Excerpted records:

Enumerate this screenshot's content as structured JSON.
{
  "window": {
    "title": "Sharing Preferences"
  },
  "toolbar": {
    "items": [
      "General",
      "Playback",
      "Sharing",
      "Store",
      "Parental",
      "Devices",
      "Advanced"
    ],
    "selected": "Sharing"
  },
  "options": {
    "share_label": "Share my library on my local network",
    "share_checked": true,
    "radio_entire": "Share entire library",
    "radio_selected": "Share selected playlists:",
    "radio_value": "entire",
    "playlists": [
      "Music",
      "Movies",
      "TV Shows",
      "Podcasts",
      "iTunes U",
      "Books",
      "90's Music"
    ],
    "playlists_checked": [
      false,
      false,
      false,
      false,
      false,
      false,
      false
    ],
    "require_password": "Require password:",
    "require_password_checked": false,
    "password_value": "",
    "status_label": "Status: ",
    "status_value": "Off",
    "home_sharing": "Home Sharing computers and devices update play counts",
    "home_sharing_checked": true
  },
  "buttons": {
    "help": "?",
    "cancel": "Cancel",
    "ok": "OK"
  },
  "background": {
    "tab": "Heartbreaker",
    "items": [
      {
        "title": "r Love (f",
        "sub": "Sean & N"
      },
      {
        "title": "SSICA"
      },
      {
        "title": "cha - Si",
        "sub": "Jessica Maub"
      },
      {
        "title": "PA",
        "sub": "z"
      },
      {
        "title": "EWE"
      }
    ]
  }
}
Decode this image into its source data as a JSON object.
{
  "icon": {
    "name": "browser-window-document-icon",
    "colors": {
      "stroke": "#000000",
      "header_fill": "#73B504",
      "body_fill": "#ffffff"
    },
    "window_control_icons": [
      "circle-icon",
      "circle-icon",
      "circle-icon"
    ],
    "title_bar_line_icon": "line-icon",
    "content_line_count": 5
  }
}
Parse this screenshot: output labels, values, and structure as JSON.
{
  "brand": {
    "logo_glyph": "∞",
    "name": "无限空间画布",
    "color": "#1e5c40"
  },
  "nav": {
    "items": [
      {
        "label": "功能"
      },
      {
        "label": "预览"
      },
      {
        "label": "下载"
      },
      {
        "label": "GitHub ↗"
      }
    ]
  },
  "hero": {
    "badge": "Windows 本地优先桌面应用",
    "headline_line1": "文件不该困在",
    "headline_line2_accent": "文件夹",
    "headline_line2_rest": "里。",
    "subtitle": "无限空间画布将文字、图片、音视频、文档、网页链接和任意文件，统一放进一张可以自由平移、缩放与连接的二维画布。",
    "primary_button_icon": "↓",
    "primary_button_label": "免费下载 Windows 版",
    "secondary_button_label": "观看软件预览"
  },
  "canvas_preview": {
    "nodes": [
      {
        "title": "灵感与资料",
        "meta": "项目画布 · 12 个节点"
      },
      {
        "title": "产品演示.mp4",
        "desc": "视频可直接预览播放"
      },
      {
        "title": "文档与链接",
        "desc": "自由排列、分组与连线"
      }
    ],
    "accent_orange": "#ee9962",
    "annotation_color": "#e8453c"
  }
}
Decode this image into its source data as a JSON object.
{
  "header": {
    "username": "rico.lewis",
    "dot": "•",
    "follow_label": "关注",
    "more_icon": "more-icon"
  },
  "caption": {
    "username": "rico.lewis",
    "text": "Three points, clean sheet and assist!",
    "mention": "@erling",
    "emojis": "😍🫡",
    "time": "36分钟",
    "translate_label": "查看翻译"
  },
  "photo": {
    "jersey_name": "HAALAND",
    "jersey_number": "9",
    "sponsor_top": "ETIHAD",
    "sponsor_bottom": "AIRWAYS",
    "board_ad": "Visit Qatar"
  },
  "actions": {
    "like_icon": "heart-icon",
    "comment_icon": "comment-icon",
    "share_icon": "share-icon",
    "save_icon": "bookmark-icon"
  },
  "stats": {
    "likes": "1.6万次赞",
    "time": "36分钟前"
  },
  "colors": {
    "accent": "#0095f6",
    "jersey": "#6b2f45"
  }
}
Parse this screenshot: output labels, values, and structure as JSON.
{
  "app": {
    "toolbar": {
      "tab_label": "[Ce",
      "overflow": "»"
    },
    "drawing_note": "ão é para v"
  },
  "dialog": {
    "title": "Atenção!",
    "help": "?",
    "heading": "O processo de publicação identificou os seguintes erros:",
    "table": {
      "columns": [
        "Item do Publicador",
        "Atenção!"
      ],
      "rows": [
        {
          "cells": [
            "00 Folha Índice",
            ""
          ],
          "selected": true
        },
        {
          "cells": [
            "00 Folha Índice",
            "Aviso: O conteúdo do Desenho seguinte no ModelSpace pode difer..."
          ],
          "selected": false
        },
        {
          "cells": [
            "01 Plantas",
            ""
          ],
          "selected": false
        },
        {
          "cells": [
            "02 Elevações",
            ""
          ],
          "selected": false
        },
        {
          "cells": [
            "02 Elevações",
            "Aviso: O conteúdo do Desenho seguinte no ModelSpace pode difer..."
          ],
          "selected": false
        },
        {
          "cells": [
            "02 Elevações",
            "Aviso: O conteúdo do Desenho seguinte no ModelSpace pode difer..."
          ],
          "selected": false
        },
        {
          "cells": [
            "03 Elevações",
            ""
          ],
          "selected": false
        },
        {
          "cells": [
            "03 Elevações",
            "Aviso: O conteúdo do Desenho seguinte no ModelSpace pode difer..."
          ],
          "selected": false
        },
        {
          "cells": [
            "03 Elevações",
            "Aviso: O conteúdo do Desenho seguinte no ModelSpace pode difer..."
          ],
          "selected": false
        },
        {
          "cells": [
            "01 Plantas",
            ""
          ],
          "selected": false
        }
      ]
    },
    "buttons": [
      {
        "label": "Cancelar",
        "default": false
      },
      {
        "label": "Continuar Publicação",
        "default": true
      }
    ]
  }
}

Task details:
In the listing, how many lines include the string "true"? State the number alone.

Task solution:
4